Let us review two memory structures (part of SGA) to understand the commits in Oracle.
- Data buffer cache
- Redo log buffer cache
Database buffer cache
Data buffer cache contains copies of data blocks read from datafiles that can be modified by users. We are aware that anything in the memory buffer is not permanent, you loose the data in the memory if the database or system crashes. So typically user commits should force this buffer back to the database before returning the control back to user. However under normal circumstance, this is not how Oracle works. Let us look at redo log buffer before we completely understand the behavior of Oracle.
Redo log buffer
Recovery is a must for most of the applications and therefore Oracle or any RDBMS architecture should have mechanism in place to help recover your database from failures. Redo log buffer is a memory structure that aids in recovery of database. It records changes made to a block in a database and this change is generally referred to as redo entry . Typically redo entry contains
- Changes made to the data block (After Image)
- Undo segment data block (Before Image)
- Transaction table of the undo segments (Table that tracks the state of transaction).
Main idea behind recording this information is to recreate all changes made to the database during recovery.

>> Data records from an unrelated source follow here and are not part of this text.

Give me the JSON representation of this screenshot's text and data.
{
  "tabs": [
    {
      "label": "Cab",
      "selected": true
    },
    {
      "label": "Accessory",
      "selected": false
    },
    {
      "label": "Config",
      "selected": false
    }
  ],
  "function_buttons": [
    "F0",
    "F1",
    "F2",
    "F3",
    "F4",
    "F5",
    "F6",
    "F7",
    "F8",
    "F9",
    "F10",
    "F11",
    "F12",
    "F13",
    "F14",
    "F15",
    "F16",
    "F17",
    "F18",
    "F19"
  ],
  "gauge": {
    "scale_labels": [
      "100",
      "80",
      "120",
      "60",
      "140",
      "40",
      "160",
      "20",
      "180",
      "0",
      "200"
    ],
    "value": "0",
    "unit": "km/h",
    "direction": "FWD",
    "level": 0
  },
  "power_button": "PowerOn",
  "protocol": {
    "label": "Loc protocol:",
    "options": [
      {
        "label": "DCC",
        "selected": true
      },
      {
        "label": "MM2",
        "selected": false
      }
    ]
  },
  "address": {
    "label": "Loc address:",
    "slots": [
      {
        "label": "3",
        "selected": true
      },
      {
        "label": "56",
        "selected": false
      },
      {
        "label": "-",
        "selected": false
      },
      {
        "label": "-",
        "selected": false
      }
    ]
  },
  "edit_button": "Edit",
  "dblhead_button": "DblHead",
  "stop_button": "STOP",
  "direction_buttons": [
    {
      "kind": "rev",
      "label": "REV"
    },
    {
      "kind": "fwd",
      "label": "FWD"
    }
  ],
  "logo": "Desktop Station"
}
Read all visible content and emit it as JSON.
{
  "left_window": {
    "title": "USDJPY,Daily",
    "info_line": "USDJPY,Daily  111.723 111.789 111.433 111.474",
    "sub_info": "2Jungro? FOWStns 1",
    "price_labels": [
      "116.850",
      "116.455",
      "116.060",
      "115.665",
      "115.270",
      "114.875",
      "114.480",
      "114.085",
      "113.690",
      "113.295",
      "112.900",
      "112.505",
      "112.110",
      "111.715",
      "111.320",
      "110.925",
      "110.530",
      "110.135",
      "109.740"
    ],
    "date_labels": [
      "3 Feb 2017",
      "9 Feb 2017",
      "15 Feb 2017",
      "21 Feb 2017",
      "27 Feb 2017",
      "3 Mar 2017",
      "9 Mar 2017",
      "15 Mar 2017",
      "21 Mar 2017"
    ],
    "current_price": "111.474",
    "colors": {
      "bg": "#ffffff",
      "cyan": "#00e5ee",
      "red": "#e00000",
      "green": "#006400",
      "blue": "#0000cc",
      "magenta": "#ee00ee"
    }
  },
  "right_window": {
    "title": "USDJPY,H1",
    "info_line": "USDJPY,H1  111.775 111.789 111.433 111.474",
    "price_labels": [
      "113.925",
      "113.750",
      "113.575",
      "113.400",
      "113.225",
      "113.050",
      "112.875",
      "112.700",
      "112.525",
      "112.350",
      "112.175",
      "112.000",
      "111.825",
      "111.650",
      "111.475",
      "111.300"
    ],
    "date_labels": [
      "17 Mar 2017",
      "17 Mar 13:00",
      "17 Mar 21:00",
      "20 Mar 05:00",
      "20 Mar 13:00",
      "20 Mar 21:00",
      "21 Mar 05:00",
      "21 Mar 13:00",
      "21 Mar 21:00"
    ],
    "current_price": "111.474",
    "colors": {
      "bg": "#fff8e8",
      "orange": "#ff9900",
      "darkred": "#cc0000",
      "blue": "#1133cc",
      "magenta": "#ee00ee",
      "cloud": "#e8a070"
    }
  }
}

Oracle uses this concept to its advantage to improve the performance of the database. So Whenever a user issues commit, the transaction is considered complete when the writes are made to online redo log files from the redo log buffer. In another words, instead of writing from database buffer cache to datafiles , Oracle writes from redo log buffer to online redo log files. The writes to datafiles from data buffer cache are generally made asynchronously.